So, too the various ways contributors present this year's theme: in "the action for turning again" as one of our authors below suggests. David L Miller says it this way,  "The world is archetypally activist." For more on the meaning of this metaphor see David's essay, A Myth Is As Good As A Smile. Meanwhile, here are four more authors and a bit about their contributions to Mythopoetry Scholar eZine vol. 3.

Catherine Svehla

I received a beautiful painting done by cultural mythologer and essayist, Catherine Svehla called "Creation Story." Catherine will be contributing a reverie piece titled "Between the Worlds."

Catherine writes

Coyote comes and kicks the empty skull of that world. Old Man Coyote constructs a place fit for us all by deconstructing principles. Like the black dog that tugs on the loose thread in the garment of the world and pulls it apart so that it can never be completed and the weaving must continue and so the world keeps spinning.

Dave Alber
Cultural mythologer, Dave Alber wrote from China where he is teaching this term to say a little more about his contribution, "Myths and Moon Cakes: The Cosmological Symbolism of the Zhou Revolution."

The myth of Hou Yi the archer shooting down the nine suns is a polemical myth that describes the Zhou people working with the Hou tribe of barbarians ("yi") in the revolutionary overthrow of the Shang empire. The Shang, you see, had a solar calendar with a ten day week. Hou Yi shoots nine, leaving one left. Hou Yi is married to Chang-e who is associated with the moon. And so people with a lunar calendar defeat the people with the solar calendar. The Chang-e myth is known to every Chinese person as it is associated with Moon Festival celebrated every year. However, the cosmological origin of the myth has been lost. So, dare I say, I think that it would be revolutionary to publish something on the recovery of the cosmological and political threads of the myth.

Dave intends to send some great photos of Shang bronze vessels and city walls; wooden molds for moon cakes that depict scenes from the myth.

Meanwhile, the poetry section is set into the publisher and poetry submission to the 2012 zine is now officially closed. One sample of fine work is the experimental poetry of mythopoet, Richard (Ric) Lance Williams.

Ric Williams
Ric's image-idea for "revolution" appears in the title, "Revolution: The Act of Turning Again."  For me this brings to mind the image of the world soul at ground zero revealing itself in the photo as a "golden shadow" as if to say, " Now, we are two going on from two" "without value", meaning we are the door guardians of the gateless gate by which only the one who knows they don't know may pass into the realm of the unknown value to experience this shadow double's gold. You might likewise consider as do I this "golden shadow" might be a new metaphor for the soul of the soul of mythless times.

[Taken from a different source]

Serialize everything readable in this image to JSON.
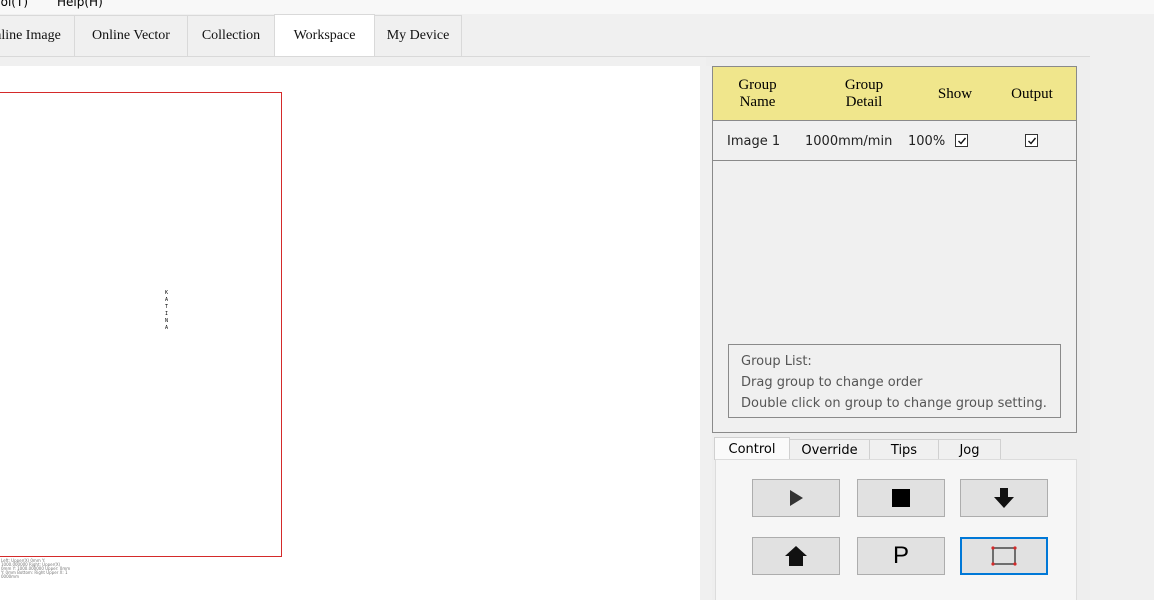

Stephanie Pope
Which brings me to one of three contributions of my own efforts to support this year's zine, "Mythopoesis in the 21st Century or 'Poetry In The Extreme.'"  The essay examines how a poetic revolution both affirms Ric's image idea of revolution as a turning action that "re" turns (aka, new and again) and reveals what gets around meaninglessness.  My thesis is that "what" indeed gets around meaninglessnesses; it isn't a substance, it is a perspective achieved through a mythic and poetic literary method.